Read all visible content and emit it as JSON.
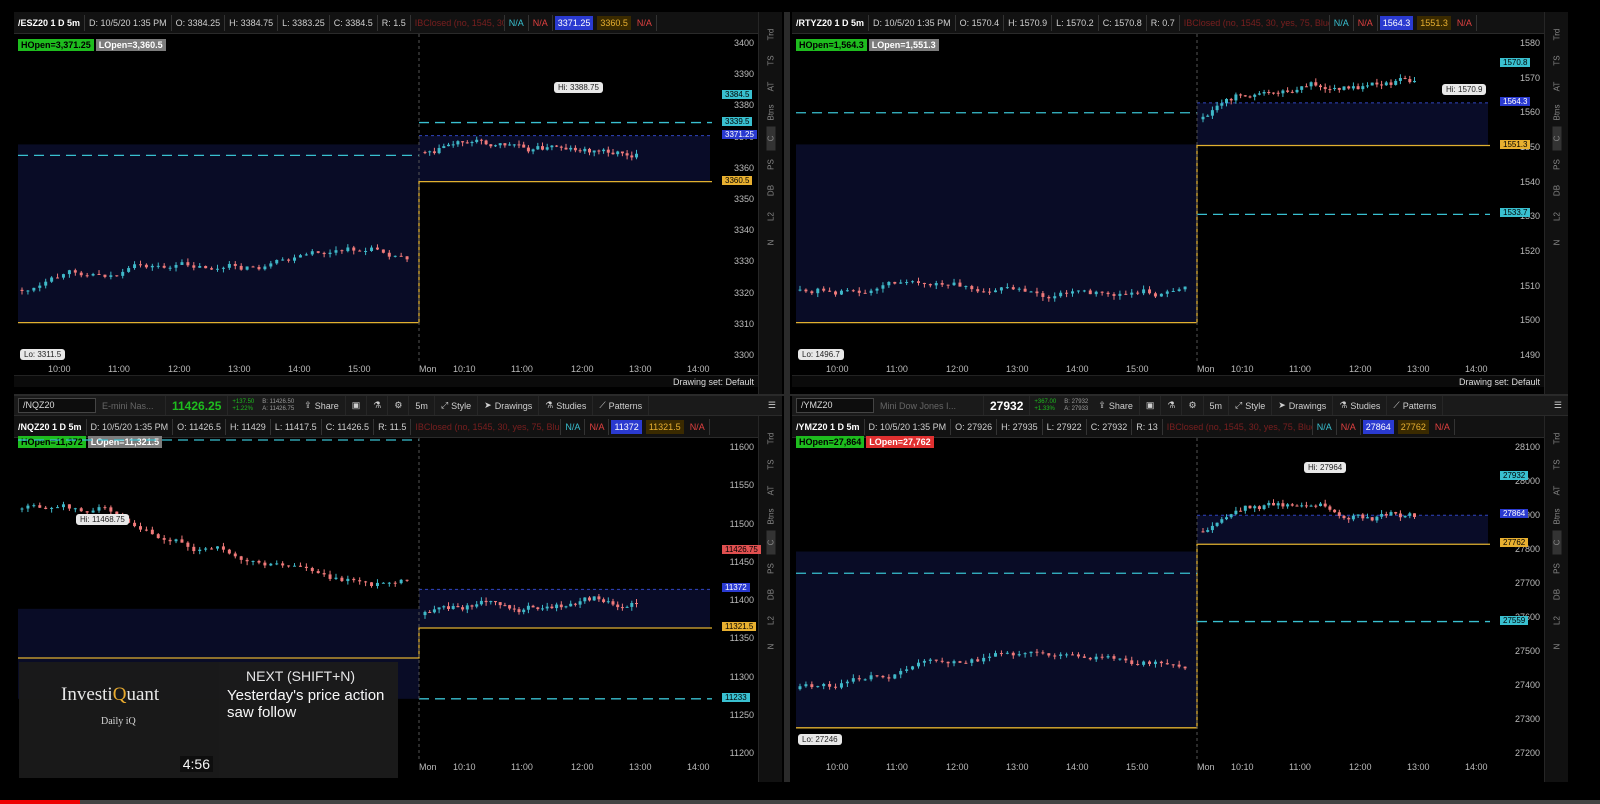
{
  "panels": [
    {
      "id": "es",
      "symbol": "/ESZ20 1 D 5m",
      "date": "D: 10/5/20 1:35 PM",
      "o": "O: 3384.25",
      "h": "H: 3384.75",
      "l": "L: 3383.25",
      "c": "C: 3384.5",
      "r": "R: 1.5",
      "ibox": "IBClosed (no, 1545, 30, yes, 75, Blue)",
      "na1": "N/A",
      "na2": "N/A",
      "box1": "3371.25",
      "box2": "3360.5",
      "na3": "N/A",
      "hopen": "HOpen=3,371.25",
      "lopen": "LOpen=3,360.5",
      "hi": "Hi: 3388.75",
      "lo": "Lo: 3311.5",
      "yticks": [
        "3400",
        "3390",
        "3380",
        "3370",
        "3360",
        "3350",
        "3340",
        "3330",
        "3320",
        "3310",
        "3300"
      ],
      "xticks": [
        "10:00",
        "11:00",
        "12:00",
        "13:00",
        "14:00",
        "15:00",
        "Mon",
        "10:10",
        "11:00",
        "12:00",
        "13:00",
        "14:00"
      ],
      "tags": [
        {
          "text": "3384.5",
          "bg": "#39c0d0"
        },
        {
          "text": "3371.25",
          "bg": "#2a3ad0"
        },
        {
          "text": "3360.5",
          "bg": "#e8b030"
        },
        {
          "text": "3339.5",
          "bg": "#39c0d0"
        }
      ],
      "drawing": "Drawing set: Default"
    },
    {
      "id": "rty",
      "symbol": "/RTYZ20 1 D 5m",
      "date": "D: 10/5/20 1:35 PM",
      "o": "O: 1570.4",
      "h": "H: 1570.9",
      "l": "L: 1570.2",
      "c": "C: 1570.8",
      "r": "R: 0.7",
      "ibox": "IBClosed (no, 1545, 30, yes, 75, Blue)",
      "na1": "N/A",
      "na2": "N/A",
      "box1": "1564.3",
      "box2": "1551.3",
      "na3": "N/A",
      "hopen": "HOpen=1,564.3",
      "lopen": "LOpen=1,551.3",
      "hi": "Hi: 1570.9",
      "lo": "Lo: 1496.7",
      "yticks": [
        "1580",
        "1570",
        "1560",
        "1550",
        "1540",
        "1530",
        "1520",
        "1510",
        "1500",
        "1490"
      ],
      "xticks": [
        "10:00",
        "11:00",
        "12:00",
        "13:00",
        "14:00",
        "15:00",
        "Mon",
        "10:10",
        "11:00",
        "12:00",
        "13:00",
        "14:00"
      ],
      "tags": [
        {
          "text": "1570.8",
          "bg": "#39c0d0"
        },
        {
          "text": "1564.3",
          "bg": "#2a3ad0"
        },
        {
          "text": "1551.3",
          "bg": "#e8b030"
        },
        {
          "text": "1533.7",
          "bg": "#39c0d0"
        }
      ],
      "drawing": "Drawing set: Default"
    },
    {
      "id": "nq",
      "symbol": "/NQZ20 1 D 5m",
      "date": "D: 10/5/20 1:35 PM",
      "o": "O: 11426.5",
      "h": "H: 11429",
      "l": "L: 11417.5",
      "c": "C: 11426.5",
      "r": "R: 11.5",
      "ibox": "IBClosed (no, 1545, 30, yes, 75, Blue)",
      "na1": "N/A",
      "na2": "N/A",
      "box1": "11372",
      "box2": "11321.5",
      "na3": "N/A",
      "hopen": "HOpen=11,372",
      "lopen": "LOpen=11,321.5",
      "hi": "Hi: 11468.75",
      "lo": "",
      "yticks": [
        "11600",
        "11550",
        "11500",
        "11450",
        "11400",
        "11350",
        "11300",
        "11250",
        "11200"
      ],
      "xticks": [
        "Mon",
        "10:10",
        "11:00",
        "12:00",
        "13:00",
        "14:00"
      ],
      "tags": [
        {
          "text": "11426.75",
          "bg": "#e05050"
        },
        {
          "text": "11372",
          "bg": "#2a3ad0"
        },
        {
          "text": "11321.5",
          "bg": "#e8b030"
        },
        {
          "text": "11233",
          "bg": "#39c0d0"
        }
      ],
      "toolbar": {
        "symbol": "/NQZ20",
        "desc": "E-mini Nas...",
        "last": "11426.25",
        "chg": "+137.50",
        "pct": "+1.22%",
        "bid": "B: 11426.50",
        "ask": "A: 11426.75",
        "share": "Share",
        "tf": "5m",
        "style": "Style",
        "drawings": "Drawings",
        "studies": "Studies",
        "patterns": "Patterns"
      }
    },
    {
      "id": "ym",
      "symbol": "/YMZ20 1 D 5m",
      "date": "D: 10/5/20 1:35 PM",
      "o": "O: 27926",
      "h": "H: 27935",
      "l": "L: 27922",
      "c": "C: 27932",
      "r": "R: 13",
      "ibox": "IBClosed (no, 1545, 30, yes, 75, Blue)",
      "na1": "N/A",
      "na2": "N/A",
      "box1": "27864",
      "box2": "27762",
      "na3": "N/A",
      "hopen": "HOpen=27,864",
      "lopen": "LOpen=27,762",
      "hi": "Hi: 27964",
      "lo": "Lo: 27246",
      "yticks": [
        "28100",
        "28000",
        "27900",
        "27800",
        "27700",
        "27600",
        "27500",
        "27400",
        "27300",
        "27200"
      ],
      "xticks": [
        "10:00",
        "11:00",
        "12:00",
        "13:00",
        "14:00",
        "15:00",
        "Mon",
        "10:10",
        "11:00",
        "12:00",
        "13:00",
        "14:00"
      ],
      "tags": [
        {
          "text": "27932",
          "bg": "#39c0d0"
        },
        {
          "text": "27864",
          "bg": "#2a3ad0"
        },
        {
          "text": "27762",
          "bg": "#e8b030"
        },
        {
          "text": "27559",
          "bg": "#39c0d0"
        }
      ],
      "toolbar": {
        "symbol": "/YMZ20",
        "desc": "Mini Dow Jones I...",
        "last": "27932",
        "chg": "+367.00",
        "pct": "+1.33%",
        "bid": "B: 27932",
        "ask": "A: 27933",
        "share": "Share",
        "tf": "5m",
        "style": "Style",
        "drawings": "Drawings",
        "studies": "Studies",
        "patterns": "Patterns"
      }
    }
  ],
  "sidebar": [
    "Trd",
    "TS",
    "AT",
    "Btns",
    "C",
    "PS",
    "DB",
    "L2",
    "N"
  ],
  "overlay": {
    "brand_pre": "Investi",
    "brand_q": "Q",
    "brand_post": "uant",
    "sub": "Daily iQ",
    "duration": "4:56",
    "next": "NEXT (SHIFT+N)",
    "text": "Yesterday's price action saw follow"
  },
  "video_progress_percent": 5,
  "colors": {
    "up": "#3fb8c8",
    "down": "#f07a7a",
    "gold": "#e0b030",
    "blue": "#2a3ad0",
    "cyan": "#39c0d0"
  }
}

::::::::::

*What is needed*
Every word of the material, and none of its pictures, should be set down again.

*Completed exercise*
Read all visible content and emit it as JSON.
{
  "panels": [
    {
      "id": "es",
      "symbol": "/ESZ20 1 D 5m",
      "date": "D: 10/5/20 1:35 PM",
      "o": "O: 3384.25",
      "h": "H: 3384.75",
      "l": "L: 3383.25",
      "c": "C: 3384.5",
      "r": "R: 1.5",
      "ibox": "IBClosed (no, 1545, 30, yes, 75, Blue)",
      "na1": "N/A",
      "na2": "N/A",
      "box1": "3371.25",
      "box2": "3360.5",
      "na3": "N/A",
      "hopen": "HOpen=3,371.25",
      "lopen": "LOpen=3,360.5",
      "hi": "Hi: 3388.75",
      "lo": "Lo: 3311.5",
      "yticks": [
        "3400",
        "3390",
        "3380",
        "3370",
        "3360",
        "3350",
        "3340",
        "3330",
        "3320",
        "3310",
        "3300"
      ],
      "xticks": [
        "10:00",
        "11:00",
        "12:00",
        "13:00",
        "14:00",
        "15:00",
        "Mon",
        "10:10",
        "11:00",
        "12:00",
        "13:00",
        "14:00"
      ],
      "tags": [
        {
          "text": "3384.5",
          "bg": "#39c0d0"
        },
        {
          "text": "3371.25",
          "bg": "#2a3ad0"
        },
        {
          "text": "3360.5",
          "bg": "#e8b030"
        },
        {
          "text": "3339.5",
          "bg": "#39c0d0"
        }
      ],
      "drawing": "Drawing set: Default"
    },
    {
      "id": "rty",
      "symbol": "/RTYZ20 1 D 5m",
      "date": "D: 10/5/20 1:35 PM",
      "o": "O: 1570.4",
      "h": "H: 1570.9",
      "l": "L: 1570.2",
      "c": "C: 1570.8",
      "r": "R: 0.7",
      "ibox": "IBClosed (no, 1545, 30, yes, 75, Blue)",
      "na1": "N/A",
      "na2": "N/A",
      "box1": "1564.3",
      "box2": "1551.3",
      "na3": "N/A",
      "hopen": "HOpen=1,564.3",
      "lopen": "LOpen=1,551.3",
      "hi": "Hi: 1570.9",
      "lo": "Lo: 1496.7",
      "yticks": [
        "1580",
        "1570",
        "1560",
        "1550",
        "1540",
        "1530",
        "1520",
        "1510",
        "1500",
        "1490"
      ],
      "xticks": [
        "10:00",
        "11:00",
        "12:00",
        "13:00",
        "14:00",
        "15:00",
        "Mon",
        "10:10",
        "11:00",
        "12:00",
        "13:00",
        "14:00"
      ],
      "tags": [
        {
          "text": "1570.8",
          "bg": "#39c0d0"
        },
        {
          "text": "1564.3",
          "bg": "#2a3ad0"
        },
        {
          "text": "1551.3",
          "bg": "#e8b030"
        },
        {
          "text": "1533.7",
          "bg": "#39c0d0"
        }
      ],
      "drawing": "Drawing set: Default"
    },
    {
      "id": "nq",
      "symbol": "/NQZ20 1 D 5m",
      "date": "D: 10/5/20 1:35 PM",
      "o": "O: 11426.5",
      "h": "H: 11429",
      "l": "L: 11417.5",
      "c": "C: 11426.5",
      "r": "R: 11.5",
      "ibox": "IBClosed (no, 1545, 30, yes, 75, Blue)",
      "na1": "N/A",
      "na2": "N/A",
      "box1": "11372",
      "box2": "11321.5",
      "na3": "N/A",
      "hopen": "HOpen=11,372",
      "lopen": "LOpen=11,321.5",
      "hi": "Hi: 11468.75",
      "lo": "",
      "yticks": [
        "11600",
        "11550",
        "11500",
        "11450",
        "11400",
        "11350",
        "11300",
        "11250",
        "11200"
      ],
      "xticks": [
        "Mon",
        "10:10",
        "11:00",
        "12:00",
        "13:00",
        "14:00"
      ],
      "tags": [
        {
          "text": "11426.75",
          "bg": "#e05050"
        },
        {
          "text": "11372",
          "bg": "#2a3ad0"
        },
        {
          "text": "11321.5",
          "bg": "#e8b030"
        },
        {
          "text": "11233",
          "bg": "#39c0d0"
        }
      ],
      "toolbar": {
        "symbol": "/NQZ20",
        "desc": "E-mini Nas...",
        "last": "11426.25",
        "chg": "+137.50",
        "pct": "+1.22%",
        "bid": "B: 11426.50",
        "ask": "A: 11426.75",
        "share": "Share",
        "tf": "5m",
        "style": "Style",
        "drawings": "Drawings",
        "studies": "Studies",
        "patterns": "Patterns"
      }
    },
    {
      "id": "ym",
      "symbol": "/YMZ20 1 D 5m",
      "date": "D: 10/5/20 1:35 PM",
      "o": "O: 27926",
      "h": "H: 27935",
      "l": "L: 27922",
      "c": "C: 27932",
      "r": "R: 13",
      "ibox": "IBClosed (no, 1545, 30, yes, 75, Blue)",
      "na1": "N/A",
      "na2": "N/A",
      "box1": "27864",
      "box2": "27762",
      "na3": "N/A",
      "hopen": "HOpen=27,864",
      "lopen": "LOpen=27,762",
      "hi": "Hi: 27964",
      "lo": "Lo: 27246",
      "yticks": [
        "28100",
        "28000",
        "27900",
        "27800",
        "27700",
        "27600",
        "27500",
        "27400",
        "27300",
        "27200"
      ],
      "xticks": [
        "10:00",
        "11:00",
        "12:00",
        "13:00",
        "14:00",
        "15:00",
        "Mon",
        "10:10",
        "11:00",
        "12:00",
        "13:00",
        "14:00"
      ],
      "tags": [
        {
          "text": "27932",
          "bg": "#39c0d0"
        },
        {
          "text": "27864",
          "bg": "#2a3ad0"
        },
        {
          "text": "27762",
          "bg": "#e8b030"
        },
        {
          "text": "27559",
          "bg": "#39c0d0"
        }
      ],
      "toolbar": {
        "symbol": "/YMZ20",
        "desc": "Mini Dow Jones I...",
        "last": "27932",
        "chg": "+367.00",
        "pct": "+1.33%",
        "bid": "B: 27932",
        "ask": "A: 27933",
        "share": "Share",
        "tf": "5m",
        "style": "Style",
        "drawings": "Drawings",
        "studies": "Studies",
        "patterns": "Patterns"
      }
    }
  ],
  "sidebar": [
    "Trd",
    "TS",
    "AT",
    "Btns",
    "C",
    "PS",
    "DB",
    "L2",
    "N"
  ],
  "overlay": {
    "brand_pre": "Investi",
    "brand_q": "Q",
    "brand_post": "uant",
    "sub": "Daily iQ",
    "duration": "4:56",
    "next": "NEXT (SHIFT+N)",
    "text": "Yesterday's price action saw follow"
  },
  "video_progress_percent": 5,
  "colors": {
    "up": "#3fb8c8",
    "down": "#f07a7a",
    "gold": "#e0b030",
    "blue": "#2a3ad0",
    "cyan": "#39c0d0"
  }
}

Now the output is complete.